- A subject is not necessary in every sentence. In English, the
sentence "It snows" would be a complete sentence consisting
of the subject "it" and the verb "snows."
In Chinese the sentence would be translated as "fall snow."
This distinction is important to consider when teaching Chinese
students writing because a subject must exist for a sentence to
be complete whereas the Chinese writing system does not require
- There is no Mandarin equivalent for the articles "the,
a, an". For Mandarin speakers, in writing the sentence "A
cat jumps on the bed," teaching these students
the necessity of using the indefinite article "a" and
the definite article "the" is a difficult concept to
teach because these features of the English language are unfamiliar
to them. .
- Chinese symbols can either be the plural or singular of the
word. The Han character for tree could either be "tree"
or trees." In English the root of the word remains with the
suffix changing to show the plural form of the word. To express
the plural, the Chinese system uses a separate word rather than
- Mandarin Chinese does not have consonant blends like bl, cl,
cr, sh . . . which is a major challenge for native Chinese speakers
when they learn English.
- As a tonal system, Chinese syllables have diacritical marks
above the syllable to indicate the proper tone. These tones are
high level, high rising, dipping/falling-rising, and high falling.
- To change verb tense, the Chinese system alters the suffixes
of the root word whereas English
- The Chinese language has a written language (wen) and a spoken
one (yu). There is not a clear relationship between oral and written
language as in English and the spoken form has undergone many
modifications since its inception.
- The Chinese writing system is logographic where each character
expresses a morpheme. Each syllable in a word is illustrated using
a different logogram rather than being combined to form one word
as in English. The character forms are based on pronunciation
and not the meaning of the word.
- The Chinese do not use superlatives or embellishments to the
same extent that English does. They tend to employ understatement
which is a reflection of the culture itself.
- Pronunciation is often difficult to teach Chinese students because
the Chinese language and its dialects is monosyllabic with different
tones for each syllable rather than polysyllabic with inflection
on each word.
- Consonant endings in Chinese are either /-n/ or /-ng/ so any
English words that end with consonants other than these two could
be an issue with Chinese American students.
- In terms of teaching writing, the conventional English form
of intro, body conclusion, with a thesis and topic sentences in

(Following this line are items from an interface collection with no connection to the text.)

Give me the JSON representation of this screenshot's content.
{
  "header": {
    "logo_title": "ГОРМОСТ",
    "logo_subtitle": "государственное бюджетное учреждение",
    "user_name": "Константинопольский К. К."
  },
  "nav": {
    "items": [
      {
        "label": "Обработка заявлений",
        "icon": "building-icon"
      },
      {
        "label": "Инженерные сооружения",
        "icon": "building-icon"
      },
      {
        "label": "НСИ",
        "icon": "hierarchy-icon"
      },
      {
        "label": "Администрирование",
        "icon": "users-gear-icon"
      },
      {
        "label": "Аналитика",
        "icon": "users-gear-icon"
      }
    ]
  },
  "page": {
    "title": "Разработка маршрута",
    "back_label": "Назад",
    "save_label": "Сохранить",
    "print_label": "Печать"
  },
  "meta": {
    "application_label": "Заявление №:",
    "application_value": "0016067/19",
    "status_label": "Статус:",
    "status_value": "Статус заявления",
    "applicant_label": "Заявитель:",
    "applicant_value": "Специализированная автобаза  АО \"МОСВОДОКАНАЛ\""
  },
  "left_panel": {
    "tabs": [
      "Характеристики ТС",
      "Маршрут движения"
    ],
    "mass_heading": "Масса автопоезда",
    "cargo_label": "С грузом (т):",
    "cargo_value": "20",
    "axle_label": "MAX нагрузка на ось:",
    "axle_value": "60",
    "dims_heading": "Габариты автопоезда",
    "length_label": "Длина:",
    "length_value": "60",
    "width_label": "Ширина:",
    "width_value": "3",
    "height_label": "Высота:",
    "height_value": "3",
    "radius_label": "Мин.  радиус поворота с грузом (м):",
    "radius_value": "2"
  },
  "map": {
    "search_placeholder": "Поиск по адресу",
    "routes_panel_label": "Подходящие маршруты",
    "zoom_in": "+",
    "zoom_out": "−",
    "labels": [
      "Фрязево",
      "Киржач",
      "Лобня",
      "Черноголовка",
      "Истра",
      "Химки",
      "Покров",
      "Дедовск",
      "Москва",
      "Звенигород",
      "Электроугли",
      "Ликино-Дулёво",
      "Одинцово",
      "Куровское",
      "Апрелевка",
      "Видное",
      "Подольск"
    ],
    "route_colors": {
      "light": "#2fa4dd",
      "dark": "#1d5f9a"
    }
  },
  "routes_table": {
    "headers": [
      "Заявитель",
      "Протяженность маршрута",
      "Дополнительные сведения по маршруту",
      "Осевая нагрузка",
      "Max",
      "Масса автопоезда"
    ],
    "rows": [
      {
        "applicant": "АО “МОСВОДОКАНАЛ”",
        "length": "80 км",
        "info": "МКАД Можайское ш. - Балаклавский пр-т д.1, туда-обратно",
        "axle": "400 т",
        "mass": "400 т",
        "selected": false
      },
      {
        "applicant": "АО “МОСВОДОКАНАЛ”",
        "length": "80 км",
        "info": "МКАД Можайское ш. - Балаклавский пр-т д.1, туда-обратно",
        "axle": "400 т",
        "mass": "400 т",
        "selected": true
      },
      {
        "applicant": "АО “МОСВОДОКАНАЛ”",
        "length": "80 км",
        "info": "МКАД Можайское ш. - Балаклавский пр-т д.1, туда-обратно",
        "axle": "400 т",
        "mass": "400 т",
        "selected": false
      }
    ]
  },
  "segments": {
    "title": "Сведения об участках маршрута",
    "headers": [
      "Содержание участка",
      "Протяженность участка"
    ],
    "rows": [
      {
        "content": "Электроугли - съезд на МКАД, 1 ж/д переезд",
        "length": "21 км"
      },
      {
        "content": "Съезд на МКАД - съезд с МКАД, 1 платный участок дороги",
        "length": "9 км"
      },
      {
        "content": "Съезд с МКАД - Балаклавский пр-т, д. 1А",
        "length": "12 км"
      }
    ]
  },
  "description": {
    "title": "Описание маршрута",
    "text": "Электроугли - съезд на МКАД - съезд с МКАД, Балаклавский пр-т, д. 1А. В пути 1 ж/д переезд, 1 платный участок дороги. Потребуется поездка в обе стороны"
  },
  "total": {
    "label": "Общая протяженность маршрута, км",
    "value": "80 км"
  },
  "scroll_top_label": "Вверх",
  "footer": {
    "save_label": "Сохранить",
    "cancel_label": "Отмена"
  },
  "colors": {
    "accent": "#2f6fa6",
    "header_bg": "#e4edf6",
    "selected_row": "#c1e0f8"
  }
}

each paragraph are dissimilar to the Chinese writing style. The
Chinese writing style tends to have the point of the essay be
discretely inferred from the text rather than explicitly stated
and continuously reinforced.